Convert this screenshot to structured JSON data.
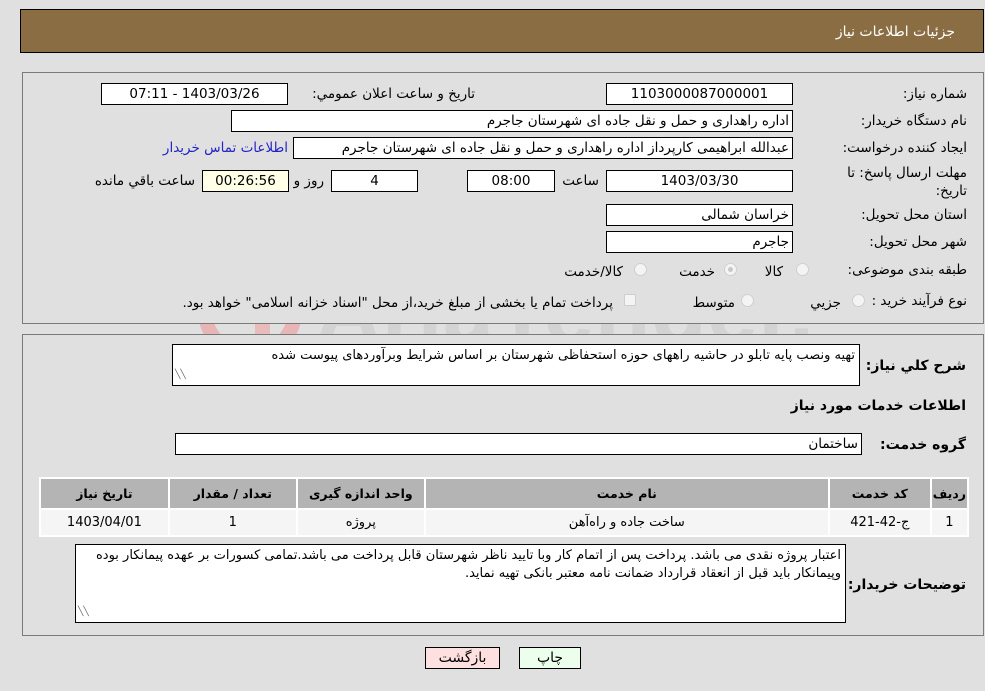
{
  "header": {
    "title": "جزئیات اطلاعات نیاز"
  },
  "info": {
    "need_number": {
      "label": "شماره نیاز:",
      "value": "1103000087000001"
    },
    "announce_datetime": {
      "label": "تاريخ و ساعت اعلان عمومي:",
      "value": "1403/03/26 - 07:11"
    },
    "buyer_org": {
      "label": "نام دستگاه خريدار:",
      "value": "اداره راهداری و حمل و نقل جاده ای شهرستان جاجرم"
    },
    "requester": {
      "label": "ایجاد کننده درخواست:",
      "value": "عبدالله ابراهیمی کارپرداز اداره راهداری و حمل و نقل جاده ای شهرستان جاجرم",
      "contact_link": "اطلاعات تماس خریدار"
    },
    "deadline": {
      "label_line1": "مهلت ارسال پاسخ: تا",
      "label_line2": "تاریخ:",
      "date": "1403/03/30",
      "time_label": "ساعت",
      "time": "08:00",
      "days": "4",
      "days_label": "روز و",
      "remaining": "00:26:56",
      "remaining_label": "ساعت باقي مانده"
    },
    "province": {
      "label": "استان محل تحویل:",
      "value": "خراسان شمالی"
    },
    "city": {
      "label": "شهر محل تحویل:",
      "value": "جاجرم"
    },
    "category": {
      "label": "طبقه بندی موضوعی:",
      "options": [
        "کالا",
        "خدمت",
        "کالا/خدمت"
      ],
      "selected": "خدمت"
    },
    "purchase_type": {
      "label": "نوع فرآیند خرید :",
      "options": [
        "جزيي",
        "متوسط"
      ],
      "selected": "",
      "treasury_checkbox_label": "پرداخت تمام یا بخشی از مبلغ خرید،از محل \"اسناد خزانه اسلامی\" خواهد بود."
    }
  },
  "description": {
    "label": "شرح کلي نياز:",
    "value": "تهیه ونصب پایه تابلو در حاشیه راههای حوزه استحفاظی شهرستان بر اساس شرایط وبرآوردهای پیوست شده"
  },
  "services": {
    "section_title": "اطلاعات خدمات مورد نیاز",
    "group_label": "گروه خدمت:",
    "group_value": "ساختمان",
    "columns": [
      "رديف",
      "کد خدمت",
      "نام خدمت",
      "واحد اندازه گیری",
      "تعداد / مقدار",
      "تاریخ نیاز"
    ],
    "rows": [
      [
        "1",
        "ج-42-421",
        "ساخت جاده و راه‌آهن",
        "پروژه",
        "1",
        "1403/04/01"
      ]
    ]
  },
  "buyer_notes": {
    "label": "توضیحات خریدار:",
    "value": "اعتبار پروژه نقدی می باشد. پرداخت پس از اتمام کار وبا تایید ناظر شهرستان قابل پرداخت می باشد.تمامی کسورات بر عهده پیمانکار بوده وپیمانکار باید قبل از انعقاد قرارداد ضمانت نامه معتبر بانکی تهیه نماید."
  },
  "buttons": {
    "print": "چاپ",
    "back": "بازگشت"
  },
  "watermark": {
    "text": "AriaTender.neT"
  },
  "colors": {
    "header_bg": "#8b6d43",
    "link": "#2323c8",
    "print_bg": "#ecffec",
    "back_bg": "#ffe0e0",
    "remaining_bg": "#ffffe8"
  }
}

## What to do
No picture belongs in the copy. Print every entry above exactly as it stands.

## Finished task
Convert this screenshot to structured JSON data.
{
  "header": {
    "title": "جزئیات اطلاعات نیاز"
  },
  "info": {
    "need_number": {
      "label": "شماره نیاز:",
      "value": "1103000087000001"
    },
    "announce_datetime": {
      "label": "تاريخ و ساعت اعلان عمومي:",
      "value": "1403/03/26 - 07:11"
    },
    "buyer_org": {
      "label": "نام دستگاه خريدار:",
      "value": "اداره راهداری و حمل و نقل جاده ای شهرستان جاجرم"
    },
    "requester": {
      "label": "ایجاد کننده درخواست:",
      "value": "عبدالله ابراهیمی کارپرداز اداره راهداری و حمل و نقل جاده ای شهرستان جاجرم",
      "contact_link": "اطلاعات تماس خریدار"
    },
    "deadline": {
      "label_line1": "مهلت ارسال پاسخ: تا",
      "label_line2": "تاریخ:",
      "date": "1403/03/30",
      "time_label": "ساعت",
      "time": "08:00",
      "days": "4",
      "days_label": "روز و",
      "remaining": "00:26:56",
      "remaining_label": "ساعت باقي مانده"
    },
    "province": {
      "label": "استان محل تحویل:",
      "value": "خراسان شمالی"
    },
    "city": {
      "label": "شهر محل تحویل:",
      "value": "جاجرم"
    },
    "category": {
      "label": "طبقه بندی موضوعی:",
      "options": [
        "کالا",
        "خدمت",
        "کالا/خدمت"
      ],
      "selected": "خدمت"
    },
    "purchase_type": {
      "label": "نوع فرآیند خرید :",
      "options": [
        "جزيي",
        "متوسط"
      ],
      "selected": "",
      "treasury_checkbox_label": "پرداخت تمام یا بخشی از مبلغ خرید،از محل \"اسناد خزانه اسلامی\" خواهد بود."
    }
  },
  "description": {
    "label": "شرح کلي نياز:",
    "value": "تهیه ونصب پایه تابلو در حاشیه راههای حوزه استحفاظی شهرستان بر اساس شرایط وبرآوردهای پیوست شده"
  },
  "services": {
    "section_title": "اطلاعات خدمات مورد نیاز",
    "group_label": "گروه خدمت:",
    "group_value": "ساختمان",
    "columns": [
      "رديف",
      "کد خدمت",
      "نام خدمت",
      "واحد اندازه گیری",
      "تعداد / مقدار",
      "تاریخ نیاز"
    ],
    "rows": [
      [
        "1",
        "ج-42-421",
        "ساخت جاده و راه‌آهن",
        "پروژه",
        "1",
        "1403/04/01"
      ]
    ]
  },
  "buyer_notes": {
    "label": "توضیحات خریدار:",
    "value": "اعتبار پروژه نقدی می باشد. پرداخت پس از اتمام کار وبا تایید ناظر شهرستان قابل پرداخت می باشد.تمامی کسورات بر عهده پیمانکار بوده وپیمانکار باید قبل از انعقاد قرارداد ضمانت نامه معتبر بانکی تهیه نماید."
  },
  "buttons": {
    "print": "چاپ",
    "back": "بازگشت"
  },
  "watermark": {
    "text": "AriaTender.neT"
  },
  "colors": {
    "header_bg": "#8b6d43",
    "link": "#2323c8",
    "print_bg": "#ecffec",
    "back_bg": "#ffe0e0",
    "remaining_bg": "#ffffe8"
  }
}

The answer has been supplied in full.